Climate researchers have long known that forests affect regional climates. Numerous studies show that usually the temperatures of the surface of the Earth in summer, helping to adapt to the effects of global warming at the local level. It has been less clear how the forests and the reforestation of the agricultural land could affect precipitation at the local and regional level.
Scientists in the project observed precipitation data for more than 5800 measuring stations belonging to different measuring networks. The analysis focused on five regions of Europe due to the availability of data measured in the areas. Regions in the study included in Great Britain, Germany, Netherlands, Sweden and Finland. Pairs of measuring stations were chosen in those regions, with a station in a wooded area and another in agricultural land.
The difference between the forest cover on the ground was at least 20 percent, and the stations should be placed in a similar elevation and no more than 84 kilometers away. For the second phase of the study, the team analyzed the data of the station using statistical models to explain the amount of precipitation and isolate the effect of the station while discards other factors that could affect precipitation.

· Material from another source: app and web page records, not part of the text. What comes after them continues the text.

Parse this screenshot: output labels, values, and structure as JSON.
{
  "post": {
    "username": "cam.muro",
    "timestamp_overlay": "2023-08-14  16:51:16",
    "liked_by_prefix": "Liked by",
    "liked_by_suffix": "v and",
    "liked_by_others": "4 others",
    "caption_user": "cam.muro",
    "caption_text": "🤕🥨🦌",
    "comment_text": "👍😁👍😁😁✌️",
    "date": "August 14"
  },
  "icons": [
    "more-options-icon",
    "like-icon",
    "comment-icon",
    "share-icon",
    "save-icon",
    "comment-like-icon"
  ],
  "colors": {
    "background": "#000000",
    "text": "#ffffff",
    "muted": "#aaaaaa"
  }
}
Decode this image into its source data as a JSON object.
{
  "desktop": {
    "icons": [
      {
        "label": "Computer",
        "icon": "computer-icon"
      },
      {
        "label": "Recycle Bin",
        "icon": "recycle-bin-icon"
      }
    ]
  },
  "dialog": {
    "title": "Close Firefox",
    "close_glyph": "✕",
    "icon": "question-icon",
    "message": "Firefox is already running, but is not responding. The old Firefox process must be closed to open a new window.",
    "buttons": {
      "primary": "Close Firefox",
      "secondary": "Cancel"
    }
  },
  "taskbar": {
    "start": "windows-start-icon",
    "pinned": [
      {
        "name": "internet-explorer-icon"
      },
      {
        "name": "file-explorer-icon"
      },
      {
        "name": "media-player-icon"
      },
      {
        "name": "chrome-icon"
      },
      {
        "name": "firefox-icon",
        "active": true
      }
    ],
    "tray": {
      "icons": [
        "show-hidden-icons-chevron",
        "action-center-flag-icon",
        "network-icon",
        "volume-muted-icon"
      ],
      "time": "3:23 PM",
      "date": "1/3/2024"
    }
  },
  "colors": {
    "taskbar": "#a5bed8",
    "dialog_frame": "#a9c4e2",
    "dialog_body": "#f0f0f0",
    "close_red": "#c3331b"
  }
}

According to the first author of the study, Ronnie Meier, while there were atypical values, the data showed a clear trend. In wooded areas, precipitation is considerably higher than in agricultural areas. The members of the project team also found that the differences in precipitation were more pronounced in the winter than in summer. The meier hypothesis that the roughness of the forest surface is probably more important than previously thought and is a key factor for greater precipitation.